Your letter to the bugman:  Hi, Bugman! I work at a retail store in South Dakota, but much of our merchandise is made in China. I think this poor creature must have been painted into this canister at the factory in China. Can you identify, despite his ‘blue mood’? Hard to say with legs folded under, but I’d put the length of each limb at 3″+. For scale, the floor tiles are 12″x12″.
How you want your letter signed:  Josh M

Huntsman Spider painted Blue

Dear Josh,
We agree with your assessment that this Spider must have been painted at the factory.  We believe this is a male Giant Huntsman Spider,
Heteropoda venatoria, a species that has been introduced to many parts of the world because of banana shipments.  This would have made a good April Fool’s posting were it not for real.

Huntsman Spider painted at factory

Canister where Huntsman Spider was found.

What's That Bug? does not endorse extermination

Subject:  What is it?
Geographic location of the bug:  Cavite, Philippines
Date: 01/18/2018
Time: 10:34 AM EDT
Your letter to the bugman:  Is this spider dangerous?
How you want your letter signed:  Perry

Huntsman Spider

Dear Perry,
This is a male Huntsman Spider,
Heteropoda venatoria, a species that has expanded its range greatly due to the cultivation and shipment of bananas, hence the common name Banana Spider.  Your individual is missing two of its legs.  This species of Huntsman Spider is considered harmless to humans.  The are nocturnal hunters that are tolerated indoors in many tropical countries because they feed on Cockroaches.

What's That Bug? does not endorse extermination

Subject:  Big Spider
Geographic location of the bug:  Peru, Rainforest Lodge around 20km northeast of Iquitos at Amazon river
Date: 01/05/2018
Time: 05:51 AM EDT
I think that spider looks like the Australian Huntsman spiders. Are these also common in south America? Or is it only to me looking similar? This one was maybe 15cm in diameter. Sorry for the blurry picture. That beauty apeared in our very basic rain forest lodge behind our pillows on the wall what we didn’t enjoy too much. A guy from the lodge came and chased the poor thing to a tiny hole in the floor, that didn’t help to much.
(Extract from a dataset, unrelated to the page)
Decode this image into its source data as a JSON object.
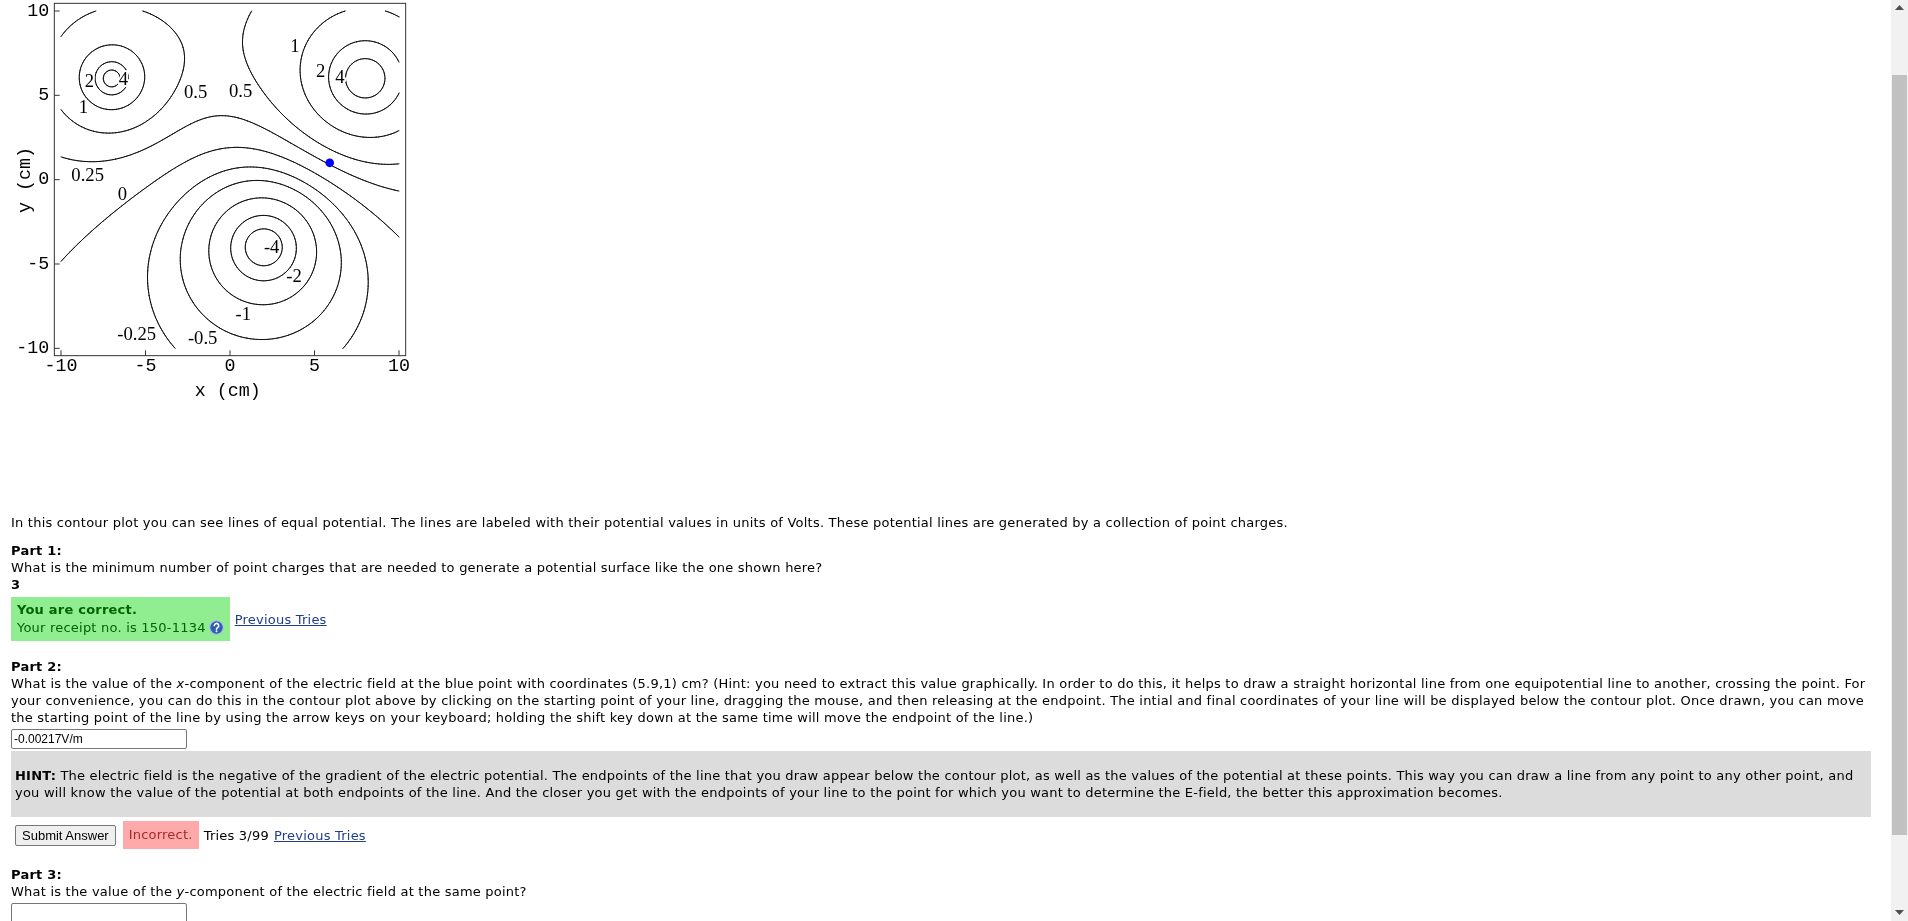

Guess it scares stupid tourist until today 🙂
How you want your letter signed:  Klaus Reichert

Giant Crab Spider

Dear Klaus,
You are very observant.  This is indeed a Huntsman Spider or Giant Crab Spider in the family Sparassidae, and the Brisbane Insect site has some nice examples from Australia.  There are some species, like
Heteropoda venatoria, that have spread to many locations on the planet thanks to commerce, especially the shipment of bananas.

What's That Bug? does not endorse extermination

Subject:  What’s this spider
Geographic location of the bug:  Avondale Heights, Melbourne Australia
Date: 12/16/2017
Time: 05:18 PM EDT
Hi
Can you identify this spider?
How you want your letter signed:  Thankyou Suzana

Huntsman Spider

Dear Suzana,
This is one of the Huntsman Spiders in the family Sparassidae.  There are some nice images of Huntsman Spiders on the Brisbane Insect site.  We are postdating your submission to go live to our site at the end of December when our editorial staff is away for the holidays.

Great thanks for the speedy reply Daniel…didn’t know it was there until.my cat noticed it and went nuts. Thankfully it was up high and out of reach
What's That Bug? does not endorse extermination